Gr 5-8-In this sequel to The Shakespeare Stealer (Dutton, 1998), Widge has become a "prentice" to the Lord Chamberlain's Men, Will Shakespeare's acting troupe. Besides acting many of the female roles, the youngster uses his skills in "swift writing" to decipher Shakespeare's scribbles and provide individual scripts for each actor. When the plague closes the theatres in London, the players take to the road, but uncooperative company members, brigands, fire, and hostile officials make traveling a challenge. In addition, Widge loses some key roles to an uppity new prentice and wrestles with his emotions as he meets a man who claims to be his father. Through it all, he learns to recognize his own worth and the importance of true friends, and this, of course, is the crux of the story. As with his earlier title, Blackwood has created a vivid portrait of Elizabethan England via wonderful period details, along with plenty of references to the plays and life "upon the wicked stage." The story is extremely well structured, with several interesting subplots; the chapters end at just the right moment, leaving readers eager to plunge ahead. The characters are well developed, with Widge being particularly memorable. The dialogue is realistic, and the humorous plays on words add another level of interest. An exciting, well-written tale that is sure to leave young thespians clamoring for more.-Nancy Menaldi-Scanlan, LaSalle Academy, Providence, RI Copyright 2000 Cahners Business Information.|

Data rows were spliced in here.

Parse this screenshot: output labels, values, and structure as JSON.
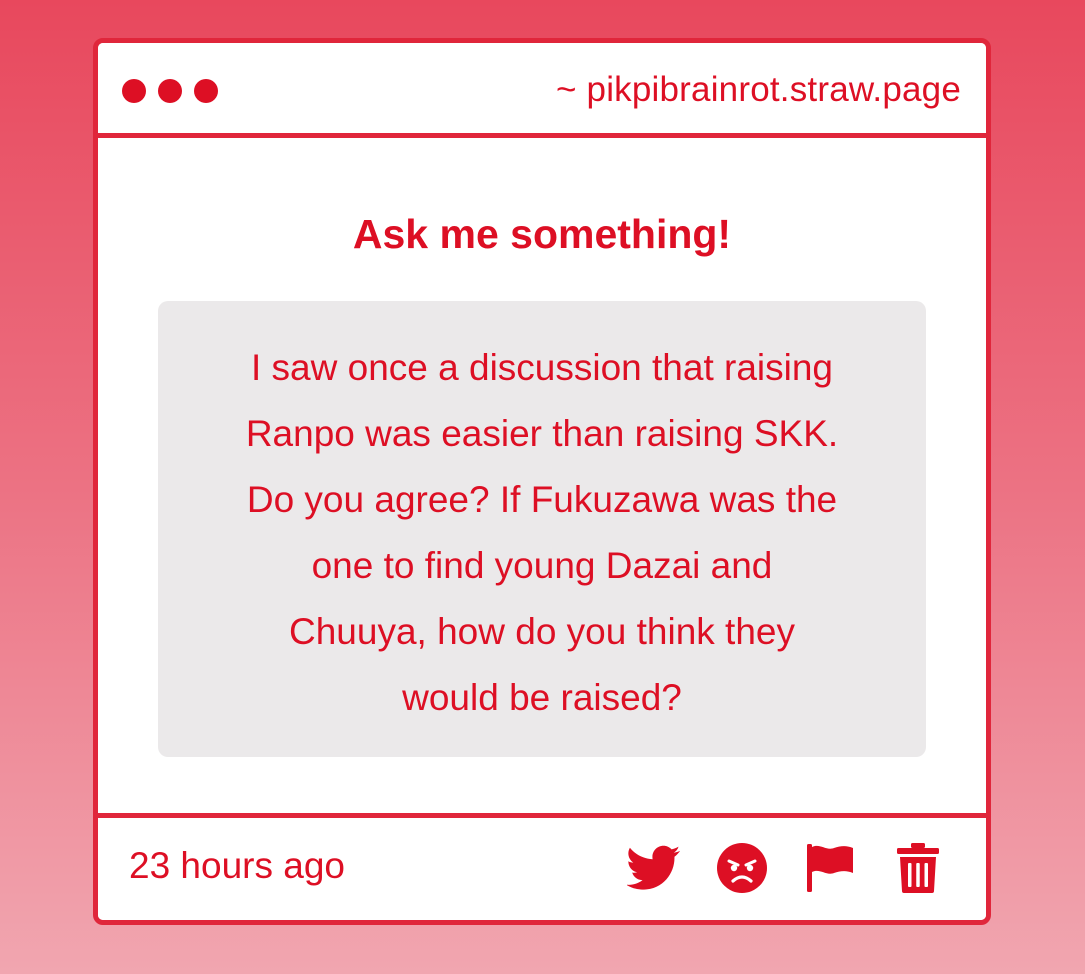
{
  "window": {
    "dots": [
      "dot",
      "dot",
      "dot"
    ],
    "url": "~ pikpibrainrot.straw.page"
  },
  "main": {
    "heading": "Ask me something!",
    "question_lines": [
      "I saw once a discussion that raising",
      "Ranpo was easier than raising SKK.",
      "Do you agree? If Fukuzawa was the",
      "one to find young Dazai and",
      "Chuuya, how do you think they",
      "would be raised?"
    ]
  },
  "footer": {
    "timestamp": "23 hours ago",
    "actions": [
      {
        "icon": "twitter-icon"
      },
      {
        "icon": "angry-face-icon"
      },
      {
        "icon": "flag-icon"
      },
      {
        "icon": "trash-icon"
      }
    ]
  },
  "colors": {
    "accent": "#dd0f24",
    "border": "#e0263b",
    "question_bg": "#ebe9ea"
  }
}
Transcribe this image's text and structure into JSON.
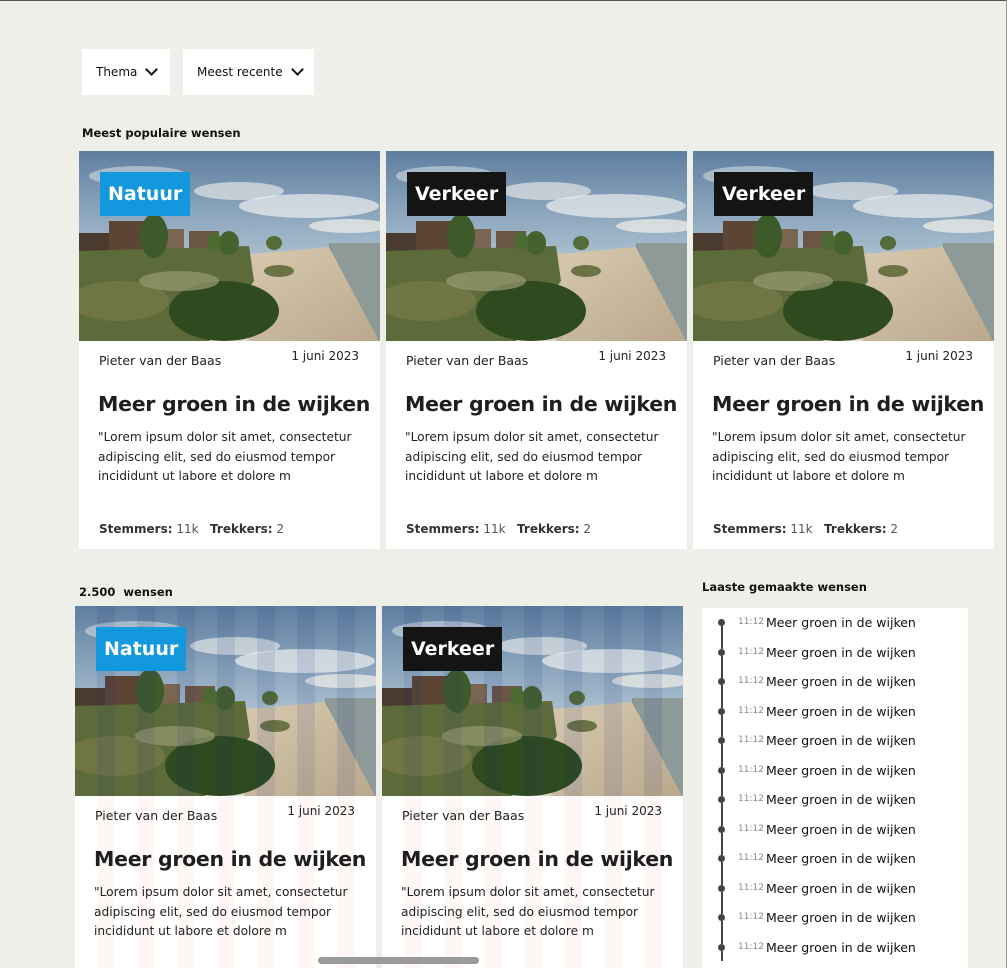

Every bit as brawling and vigorous as its prequel, The Shakespeare Stealer (1998), this takes young Widge, apprentice actor, on tour with Shakespeare's own Chamberlain's Men, to meet challenges to life and livelihood while unearthing clues to his hidden past. After the threat of plague closes London's theaters, the company sets off to play smaller towns, leaving Widge's friend Sander behind but hiring malicious, talented Salathiel Pavy away from another troupe to help portray the women and children. One by one, Sal begins taking over roles that once were Widge's: welcome relief, at first, as Widge has plenty of other duties, including taking dictation for Will, who has broken an arm in the midst of composing a play tentatively titled Love's Labours Won, to present to the Queen. Soon, however, an unfriendly rivalry develops between the two apprentices. Then, Widge gets a double shock: revisiting the orphanage where he spent his first few years, he learns his mother's name, and ex-soldier Jamie Redshaw steps forward, claiming to be his father. Mixing swordplay and wordplay measure for measure" ‘He may vote as he will . . . for the will of the company outweighs the will of Will, will he or nil he . . . And the weal of the company . . . outweighs the weal of Will as well.' " Blackwood creates a vivid picture of the times, as the company encounters brigands, widespread fear of the plague, and internal dissension. When Redshaw is revealed as the Elizabethan equivalent of a con-man, Widge is forced to make some agonizing choices; he returns to London alone, just in time to see Sander die of plague. Then, screwing his courage to thestickingplace, he challenges Sal to an actors' duel, to see who would make the better Helena in the new play, now dubbed All's Well That Ends Well. A first-rate tale, with a strong cast and plenty of insight into stagecraft and the art of acting. (Fiction. 11-13)